This past week brought both highlights and struggle as our community continues to adapt. Each of our teaching teams added new routines and experiences to our Connected Learning Program. Our Student Support Team offered its first evening Parent Support Workshop and published our Parent Support website page. We celebrated Earth Day in our classrooms, with our specialists and at our CommUNITY Sing. We launched our live CommUNITY sessions. We honored the school and its community at our first-ever virtual auction, raising over $85,000 for financial aid. These are all wonderful examples of the ways we are evolving our programs and community engagement online.  

Many of us also hit a new phase of isolation, frustration or pain with the ongoing reality of the pandemic. We wanted more Zoom, less Zoom, different Zoom--- more information, less email, more clarity, more compassion. Some of us worried that we couldn’t continue to endure the quarantine. Some of us mourned not being able to be together and felt the pain of missing one another during important moments. In my own home, saying goodbye to a dear and important friend who lost his battle to cancer added deep sadness to the week.  

While we are sharing the broad experience of the pandemic, our community is highly diverse and our families’ individual circumstances are as well. It’s easy to think of our successes and frustrations as universal when they are highly personal and deserve a personal level of support. This week, I have heard from families wanting increased spaces to provide feedback and dialogue. Several have reached out to ask that questions be heard. Many of you have shared successes or challenges with your students at home, often to connect around ways to support our kids. Some families have expressed interest in understanding more about the impact to school finances and plans for next year. 

We want to make sure that we are creating the requested spaces for questions and feedback. Sharing your child’s experiences helps us continue to iterate and adapt. It’s also important that we express an expectation that feedback be expressed honestly, but with kindness and compassion. There is so much that is new in the current situation, and it makes sense that we feel stretched, curious, frustrated, and like some of our needs are not being met. These are the same conditions that can make us feel defensive or like hard work is being disregarded. Creating space for authentic feedback demands a large amount of trust, clear agreements around respect and care, and mutual positive regard to be used with integrity and kindness. We need each other to get this right for our kids, and we are committed to this work, and the ways we’ll learn even from mistakes we make along the way. This is the kind of community we can be. 

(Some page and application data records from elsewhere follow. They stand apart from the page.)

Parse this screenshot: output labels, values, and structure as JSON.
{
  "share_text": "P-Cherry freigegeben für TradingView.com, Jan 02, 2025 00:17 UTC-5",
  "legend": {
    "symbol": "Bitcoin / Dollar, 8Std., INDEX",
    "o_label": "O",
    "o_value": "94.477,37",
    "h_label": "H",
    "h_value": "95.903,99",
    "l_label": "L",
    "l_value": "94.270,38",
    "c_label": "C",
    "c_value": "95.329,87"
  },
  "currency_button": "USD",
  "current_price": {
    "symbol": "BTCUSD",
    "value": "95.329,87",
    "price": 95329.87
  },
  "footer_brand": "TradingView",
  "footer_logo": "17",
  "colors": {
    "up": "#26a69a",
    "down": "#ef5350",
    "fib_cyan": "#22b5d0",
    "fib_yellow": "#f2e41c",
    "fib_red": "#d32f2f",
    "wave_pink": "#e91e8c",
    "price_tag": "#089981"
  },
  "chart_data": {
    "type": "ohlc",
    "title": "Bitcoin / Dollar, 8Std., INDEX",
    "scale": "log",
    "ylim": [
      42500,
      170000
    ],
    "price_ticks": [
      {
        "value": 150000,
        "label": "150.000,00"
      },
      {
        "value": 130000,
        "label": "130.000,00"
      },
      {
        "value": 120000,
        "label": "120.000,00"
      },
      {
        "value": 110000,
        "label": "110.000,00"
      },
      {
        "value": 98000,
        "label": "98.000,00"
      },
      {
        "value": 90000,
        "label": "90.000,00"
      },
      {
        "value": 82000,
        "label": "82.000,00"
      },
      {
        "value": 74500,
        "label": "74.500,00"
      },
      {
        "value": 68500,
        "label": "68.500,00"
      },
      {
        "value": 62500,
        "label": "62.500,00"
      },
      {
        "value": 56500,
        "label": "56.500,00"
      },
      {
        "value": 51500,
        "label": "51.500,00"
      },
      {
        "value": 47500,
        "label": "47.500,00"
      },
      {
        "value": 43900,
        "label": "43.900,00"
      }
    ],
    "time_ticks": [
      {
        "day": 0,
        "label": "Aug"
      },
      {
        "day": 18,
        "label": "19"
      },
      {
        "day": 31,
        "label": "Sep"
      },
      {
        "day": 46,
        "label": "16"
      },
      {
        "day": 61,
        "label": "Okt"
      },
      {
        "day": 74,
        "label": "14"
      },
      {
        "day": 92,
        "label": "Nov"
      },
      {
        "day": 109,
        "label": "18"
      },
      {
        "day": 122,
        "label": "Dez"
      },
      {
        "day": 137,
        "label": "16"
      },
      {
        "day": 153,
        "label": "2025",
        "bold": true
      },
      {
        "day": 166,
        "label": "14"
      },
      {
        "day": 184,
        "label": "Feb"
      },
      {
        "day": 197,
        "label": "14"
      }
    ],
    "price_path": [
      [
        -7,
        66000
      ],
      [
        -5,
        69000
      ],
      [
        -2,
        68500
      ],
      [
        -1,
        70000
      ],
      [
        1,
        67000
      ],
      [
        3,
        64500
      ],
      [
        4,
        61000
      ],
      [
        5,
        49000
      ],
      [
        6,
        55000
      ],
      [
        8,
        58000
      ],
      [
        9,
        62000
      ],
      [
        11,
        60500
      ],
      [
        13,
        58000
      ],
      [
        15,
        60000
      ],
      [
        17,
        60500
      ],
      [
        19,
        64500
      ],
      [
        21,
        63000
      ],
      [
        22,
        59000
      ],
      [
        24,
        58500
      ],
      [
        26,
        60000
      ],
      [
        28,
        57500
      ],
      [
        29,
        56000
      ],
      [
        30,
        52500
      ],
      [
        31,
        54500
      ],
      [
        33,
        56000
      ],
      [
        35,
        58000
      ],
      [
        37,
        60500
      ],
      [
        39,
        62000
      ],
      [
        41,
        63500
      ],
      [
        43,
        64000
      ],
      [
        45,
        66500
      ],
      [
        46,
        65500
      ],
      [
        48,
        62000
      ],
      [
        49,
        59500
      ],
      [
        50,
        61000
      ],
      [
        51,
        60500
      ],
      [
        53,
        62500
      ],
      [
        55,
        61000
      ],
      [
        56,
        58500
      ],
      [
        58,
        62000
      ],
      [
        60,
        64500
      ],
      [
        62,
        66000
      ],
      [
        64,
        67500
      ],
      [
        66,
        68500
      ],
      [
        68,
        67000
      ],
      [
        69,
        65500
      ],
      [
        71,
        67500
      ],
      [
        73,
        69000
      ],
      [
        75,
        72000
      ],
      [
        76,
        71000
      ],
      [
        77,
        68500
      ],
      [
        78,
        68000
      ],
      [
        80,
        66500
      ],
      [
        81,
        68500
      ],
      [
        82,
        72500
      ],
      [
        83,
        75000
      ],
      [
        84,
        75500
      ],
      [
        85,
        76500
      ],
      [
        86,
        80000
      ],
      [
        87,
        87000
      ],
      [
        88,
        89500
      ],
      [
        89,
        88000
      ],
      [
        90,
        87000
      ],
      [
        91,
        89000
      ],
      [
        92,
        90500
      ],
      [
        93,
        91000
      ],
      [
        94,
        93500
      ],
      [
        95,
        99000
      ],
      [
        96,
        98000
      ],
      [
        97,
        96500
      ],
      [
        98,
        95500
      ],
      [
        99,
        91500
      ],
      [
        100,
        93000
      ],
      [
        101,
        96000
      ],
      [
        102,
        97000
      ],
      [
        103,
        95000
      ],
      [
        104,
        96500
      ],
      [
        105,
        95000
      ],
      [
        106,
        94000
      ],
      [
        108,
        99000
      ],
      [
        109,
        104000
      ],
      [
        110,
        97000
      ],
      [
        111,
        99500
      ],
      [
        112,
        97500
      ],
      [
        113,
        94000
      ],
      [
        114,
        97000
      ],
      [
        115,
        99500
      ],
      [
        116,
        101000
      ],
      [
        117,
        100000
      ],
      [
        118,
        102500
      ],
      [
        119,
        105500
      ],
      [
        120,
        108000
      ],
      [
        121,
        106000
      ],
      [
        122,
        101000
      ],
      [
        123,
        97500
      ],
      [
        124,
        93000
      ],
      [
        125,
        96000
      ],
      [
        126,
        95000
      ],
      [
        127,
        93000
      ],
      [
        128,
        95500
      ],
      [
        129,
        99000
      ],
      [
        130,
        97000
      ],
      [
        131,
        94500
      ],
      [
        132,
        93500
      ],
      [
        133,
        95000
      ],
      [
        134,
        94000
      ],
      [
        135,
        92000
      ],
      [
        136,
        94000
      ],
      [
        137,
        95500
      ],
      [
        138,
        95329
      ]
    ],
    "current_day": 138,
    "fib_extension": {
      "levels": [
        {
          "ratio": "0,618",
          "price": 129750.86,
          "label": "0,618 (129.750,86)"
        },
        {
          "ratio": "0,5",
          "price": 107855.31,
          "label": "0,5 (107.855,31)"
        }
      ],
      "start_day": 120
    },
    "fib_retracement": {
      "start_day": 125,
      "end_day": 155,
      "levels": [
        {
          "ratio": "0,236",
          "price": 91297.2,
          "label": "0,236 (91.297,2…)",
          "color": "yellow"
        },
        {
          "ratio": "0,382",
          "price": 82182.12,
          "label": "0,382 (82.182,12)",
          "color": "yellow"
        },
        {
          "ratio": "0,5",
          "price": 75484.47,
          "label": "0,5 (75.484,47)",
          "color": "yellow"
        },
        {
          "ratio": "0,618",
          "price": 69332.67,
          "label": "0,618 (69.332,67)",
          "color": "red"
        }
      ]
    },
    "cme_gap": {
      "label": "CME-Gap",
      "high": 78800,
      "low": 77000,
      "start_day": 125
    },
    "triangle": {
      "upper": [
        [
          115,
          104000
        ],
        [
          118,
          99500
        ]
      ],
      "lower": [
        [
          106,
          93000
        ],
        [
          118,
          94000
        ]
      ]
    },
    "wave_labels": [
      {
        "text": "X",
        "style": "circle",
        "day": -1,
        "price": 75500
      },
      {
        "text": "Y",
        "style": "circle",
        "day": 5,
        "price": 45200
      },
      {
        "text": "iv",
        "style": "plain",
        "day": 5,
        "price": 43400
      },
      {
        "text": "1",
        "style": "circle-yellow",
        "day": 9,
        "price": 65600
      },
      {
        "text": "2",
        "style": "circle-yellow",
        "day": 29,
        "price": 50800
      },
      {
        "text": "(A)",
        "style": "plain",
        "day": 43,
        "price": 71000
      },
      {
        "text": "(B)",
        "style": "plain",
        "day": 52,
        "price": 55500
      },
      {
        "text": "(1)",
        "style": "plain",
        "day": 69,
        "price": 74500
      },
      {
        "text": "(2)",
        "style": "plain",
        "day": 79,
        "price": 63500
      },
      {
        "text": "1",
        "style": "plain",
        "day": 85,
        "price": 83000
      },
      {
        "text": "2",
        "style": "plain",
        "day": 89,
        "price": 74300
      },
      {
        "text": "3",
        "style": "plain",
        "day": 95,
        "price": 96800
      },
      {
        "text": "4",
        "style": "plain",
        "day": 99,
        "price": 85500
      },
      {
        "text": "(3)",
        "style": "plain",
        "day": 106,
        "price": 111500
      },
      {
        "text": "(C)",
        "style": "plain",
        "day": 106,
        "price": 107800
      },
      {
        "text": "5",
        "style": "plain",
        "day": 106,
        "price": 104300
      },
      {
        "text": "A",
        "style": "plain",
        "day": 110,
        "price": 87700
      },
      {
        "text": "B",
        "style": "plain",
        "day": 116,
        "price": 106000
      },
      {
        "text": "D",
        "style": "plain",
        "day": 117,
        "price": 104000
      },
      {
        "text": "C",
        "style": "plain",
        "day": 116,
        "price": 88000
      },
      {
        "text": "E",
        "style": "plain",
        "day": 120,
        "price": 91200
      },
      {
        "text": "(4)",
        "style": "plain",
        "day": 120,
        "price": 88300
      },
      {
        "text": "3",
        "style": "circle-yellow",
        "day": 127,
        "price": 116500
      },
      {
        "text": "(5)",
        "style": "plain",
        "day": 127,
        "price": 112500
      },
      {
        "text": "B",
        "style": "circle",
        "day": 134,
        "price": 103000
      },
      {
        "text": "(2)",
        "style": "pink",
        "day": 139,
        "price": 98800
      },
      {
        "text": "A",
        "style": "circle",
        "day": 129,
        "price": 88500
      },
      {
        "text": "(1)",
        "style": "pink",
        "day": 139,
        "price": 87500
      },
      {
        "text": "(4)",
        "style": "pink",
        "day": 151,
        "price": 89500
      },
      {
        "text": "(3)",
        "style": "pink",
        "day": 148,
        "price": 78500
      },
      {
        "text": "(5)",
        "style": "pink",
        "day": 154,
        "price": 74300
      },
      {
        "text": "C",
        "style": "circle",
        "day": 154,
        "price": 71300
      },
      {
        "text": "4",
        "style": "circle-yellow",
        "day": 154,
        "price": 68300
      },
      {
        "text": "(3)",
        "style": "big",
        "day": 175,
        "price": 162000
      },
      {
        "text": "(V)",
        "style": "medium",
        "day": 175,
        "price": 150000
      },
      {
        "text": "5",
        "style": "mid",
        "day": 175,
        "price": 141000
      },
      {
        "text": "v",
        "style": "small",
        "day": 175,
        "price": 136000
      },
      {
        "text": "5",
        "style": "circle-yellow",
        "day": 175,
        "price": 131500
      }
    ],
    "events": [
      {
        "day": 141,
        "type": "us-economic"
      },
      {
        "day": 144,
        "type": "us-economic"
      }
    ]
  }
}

This week, we are taking the following steps to increase opportunities for feedback and questions: 

  • Sending an all-school survey regarding Connected Learning on Wednesday. 
  • Launching a digital suggestion box. 
  • Publishing a Connected Learning Handbook. We’ll also add an FAQ page to our Connected website that addresses financial decisions and approaches, plans for next year, decision making regarding safety and re-opening, support for families and faculty through extended closure, ideas around continued communication and our approach to program assessment and evolution.  
  • Scheduling a town hall session for Woods and Cedars families at 8:00 p.m. Tuesday night, April 26 and a session for Meadows families on Wednesday night, April 27 at 8:00 p.m. 

As we progress, we will continue to explore other forums for public dialogue. Heading into this week, I encourage you to take a moment and look at how far we’ve all come since closure. Notice how your family has adapted. Acknowledge successful parenting strategies you’ve employed, ask questions of one another about new ideas and let go of frustration for the ones that failed. Narrate for your children the ways you are seeing them adapt and appreciate their resilience and moments of newly discovered independence. Notice how the faculty have worked to openly communicate and respond to you and your students. Our teachers are working tirelessly to support your children and families. We know that you are working incredibly hard too. Thank you for your partnership and care.  

Sincerely,  

Julie